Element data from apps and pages
################
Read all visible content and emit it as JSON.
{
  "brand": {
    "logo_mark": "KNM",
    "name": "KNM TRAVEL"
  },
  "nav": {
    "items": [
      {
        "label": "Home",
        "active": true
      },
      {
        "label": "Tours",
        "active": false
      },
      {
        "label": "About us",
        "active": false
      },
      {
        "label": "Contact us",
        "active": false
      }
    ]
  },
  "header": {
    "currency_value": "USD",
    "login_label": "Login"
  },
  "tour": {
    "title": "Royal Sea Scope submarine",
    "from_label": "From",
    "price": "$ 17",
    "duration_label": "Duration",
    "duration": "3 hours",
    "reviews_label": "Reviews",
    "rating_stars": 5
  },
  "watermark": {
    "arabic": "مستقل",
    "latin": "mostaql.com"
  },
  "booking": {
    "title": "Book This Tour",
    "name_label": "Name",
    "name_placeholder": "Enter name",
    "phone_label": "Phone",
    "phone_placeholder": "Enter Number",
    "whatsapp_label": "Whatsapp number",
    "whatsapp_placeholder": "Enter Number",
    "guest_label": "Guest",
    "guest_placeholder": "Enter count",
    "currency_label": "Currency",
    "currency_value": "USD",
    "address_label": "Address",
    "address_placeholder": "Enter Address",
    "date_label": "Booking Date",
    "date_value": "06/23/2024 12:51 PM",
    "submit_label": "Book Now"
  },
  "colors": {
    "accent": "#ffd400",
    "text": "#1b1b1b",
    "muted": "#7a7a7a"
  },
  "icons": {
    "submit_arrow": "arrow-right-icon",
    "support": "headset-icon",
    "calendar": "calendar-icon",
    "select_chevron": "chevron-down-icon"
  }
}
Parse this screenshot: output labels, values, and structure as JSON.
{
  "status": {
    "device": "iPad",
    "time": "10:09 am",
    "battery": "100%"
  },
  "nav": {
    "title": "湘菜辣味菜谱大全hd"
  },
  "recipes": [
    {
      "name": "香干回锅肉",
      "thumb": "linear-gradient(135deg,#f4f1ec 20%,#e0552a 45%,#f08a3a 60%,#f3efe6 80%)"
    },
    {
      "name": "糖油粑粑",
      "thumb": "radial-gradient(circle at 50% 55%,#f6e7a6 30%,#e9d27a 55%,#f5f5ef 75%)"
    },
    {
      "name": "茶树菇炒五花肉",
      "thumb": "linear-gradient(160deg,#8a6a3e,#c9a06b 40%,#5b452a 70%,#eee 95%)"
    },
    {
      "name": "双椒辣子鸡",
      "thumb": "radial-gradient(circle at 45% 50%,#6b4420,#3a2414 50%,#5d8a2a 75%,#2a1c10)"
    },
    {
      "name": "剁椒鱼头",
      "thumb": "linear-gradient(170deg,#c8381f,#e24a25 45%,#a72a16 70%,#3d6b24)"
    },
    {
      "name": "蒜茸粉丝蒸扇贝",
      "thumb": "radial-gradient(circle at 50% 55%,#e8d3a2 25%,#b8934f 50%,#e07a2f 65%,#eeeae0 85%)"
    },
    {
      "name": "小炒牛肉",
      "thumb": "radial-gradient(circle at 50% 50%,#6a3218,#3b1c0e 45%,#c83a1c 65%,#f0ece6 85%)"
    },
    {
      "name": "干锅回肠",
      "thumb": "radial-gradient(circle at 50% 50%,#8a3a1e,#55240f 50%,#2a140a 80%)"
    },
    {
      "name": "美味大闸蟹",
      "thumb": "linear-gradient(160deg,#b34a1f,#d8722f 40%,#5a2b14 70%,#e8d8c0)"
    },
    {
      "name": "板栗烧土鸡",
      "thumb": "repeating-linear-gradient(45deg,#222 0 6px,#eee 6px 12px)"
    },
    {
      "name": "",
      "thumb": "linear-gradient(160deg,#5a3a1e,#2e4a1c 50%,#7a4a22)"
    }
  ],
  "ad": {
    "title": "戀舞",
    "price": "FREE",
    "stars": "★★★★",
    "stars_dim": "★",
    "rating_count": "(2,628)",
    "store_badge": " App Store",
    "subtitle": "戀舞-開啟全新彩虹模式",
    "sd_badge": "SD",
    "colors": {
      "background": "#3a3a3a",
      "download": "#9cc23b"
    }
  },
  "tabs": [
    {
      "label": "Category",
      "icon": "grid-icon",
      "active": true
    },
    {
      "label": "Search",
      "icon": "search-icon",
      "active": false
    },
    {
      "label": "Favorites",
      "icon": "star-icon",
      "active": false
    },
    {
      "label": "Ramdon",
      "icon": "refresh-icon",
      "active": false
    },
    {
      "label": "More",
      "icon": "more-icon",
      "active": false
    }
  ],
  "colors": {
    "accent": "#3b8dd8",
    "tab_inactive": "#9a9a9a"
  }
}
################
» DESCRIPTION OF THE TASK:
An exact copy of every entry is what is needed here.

» RESPONSE:
Read all visible content and emit it as JSON.
{
  "brand": {
    "logo_mark": "KNM",
    "name": "KNM TRAVEL"
  },
  "nav": {
    "items": [
      {
        "label": "Home",
        "active": true
      },
      {
        "label": "Tours",
        "active": false
      },
      {
        "label": "About us",
        "active": false
      },
      {
        "label": "Contact us",
        "active": false
      }
    ]
  },
  "header": {
    "currency_value": "USD",
    "login_label": "Login"
  },
  "tour": {
    "title": "Royal Sea Scope submarine",
    "from_label": "From",
    "price": "$ 17",
    "duration_label": "Duration",
    "duration": "3 hours",
    "reviews_label": "Reviews",
    "rating_stars": 5
  },
  "watermark": {
    "arabic": "مستقل",
    "latin": "mostaql.com"
  },
  "booking": {
    "title": "Book This Tour",
    "name_label": "Name",
    "name_placeholder": "Enter name",
    "phone_label": "Phone",
    "phone_placeholder": "Enter Number",
    "whatsapp_label": "Whatsapp number",
    "whatsapp_placeholder": "Enter Number",
    "guest_label": "Guest",
    "guest_placeholder": "Enter count",
    "currency_label": "Currency",
    "currency_value": "USD",
    "address_label": "Address",
    "address_placeholder": "Enter Address",
    "date_label": "Booking Date",
    "date_value": "06/23/2024 12:51 PM",
    "submit_label": "Book Now"
  },
  "colors": {
    "accent": "#ffd400",
    "text": "#1b1b1b",
    "muted": "#7a7a7a"
  },
  "icons": {
    "submit_arrow": "arrow-right-icon",
    "support": "headset-icon",
    "calendar": "calendar-icon",
    "select_chevron": "chevron-down-icon"
  }
}
Parse this screenshot: output labels, values, and structure as JSON.
{
  "status": {
    "device": "iPad",
    "time": "10:09 am",
    "battery": "100%"
  },
  "nav": {
    "title": "湘菜辣味菜谱大全hd"
  },
  "recipes": [
    {
      "name": "香干回锅肉",
      "thumb": "linear-gradient(135deg,#f4f1ec 20%,#e0552a 45%,#f08a3a 60%,#f3efe6 80%)"
    },
    {
      "name": "糖油粑粑",
      "thumb": "radial-gradient(circle at 50% 55%,#f6e7a6 30%,#e9d27a 55%,#f5f5ef 75%)"
    },
    {
      "name": "茶树菇炒五花肉",
      "thumb": "linear-gradient(160deg,#8a6a3e,#c9a06b 40%,#5b452a 70%,#eee 95%)"
    },
    {
      "name": "双椒辣子鸡",
      "thumb": "radial-gradient(circle at 45% 50%,#6b4420,#3a2414 50%,#5d8a2a 75%,#2a1c10)"
    },
    {
      "name": "剁椒鱼头",
      "thumb": "linear-gradient(170deg,#c8381f,#e24a25 45%,#a72a16 70%,#3d6b24)"
    },
    {
      "name": "蒜茸粉丝蒸扇贝",
      "thumb": "radial-gradient(circle at 50% 55%,#e8d3a2 25%,#b8934f 50%,#e07a2f 65%,#eeeae0 85%)"
    },
    {
      "name": "小炒牛肉",
      "thumb": "radial-gradient(circle at 50% 50%,#6a3218,#3b1c0e 45%,#c83a1c 65%,#f0ece6 85%)"
    },
    {
      "name": "干锅回肠",
      "thumb": "radial-gradient(circle at 50% 50%,#8a3a1e,#55240f 50%,#2a140a 80%)"
    },
    {
      "name": "美味大闸蟹",
      "thumb": "linear-gradient(160deg,#b34a1f,#d8722f 40%,#5a2b14 70%,#e8d8c0)"
    },
    {
      "name": "板栗烧土鸡",
      "thumb": "repeating-linear-gradient(45deg,#222 0 6px,#eee 6px 12px)"
    },
    {
      "name": "",
      "thumb": "linear-gradient(160deg,#5a3a1e,#2e4a1c 50%,#7a4a22)"
    }
  ],
  "ad": {
    "title": "戀舞",
    "price": "FREE",
    "stars": "★★★★",
    "stars_dim": "★",
    "rating_count": "(2,628)",
    "store_badge": " App Store",
    "subtitle": "戀舞-開啟全新彩虹模式",
    "sd_badge": "SD",
    "colors": {
      "background": "#3a3a3a",
      "download": "#9cc23b"
    }
  },
  "tabs": [
    {
      "label": "Category",
      "icon": "grid-icon",
      "active": true
    },
    {
      "label": "Search",
      "icon": "search-icon",
      "active": false
    },
    {
      "label": "Favorites",
      "icon": "star-icon",
      "active": false
    },
    {
      "label": "Ramdon",
      "icon": "refresh-icon",
      "active": false
    },
    {
      "label": "More",
      "icon": "more-icon",
      "active": false
    }
  ],
  "colors": {
    "accent": "#3b8dd8",
    "tab_inactive": "#9a9a9a"
  }
}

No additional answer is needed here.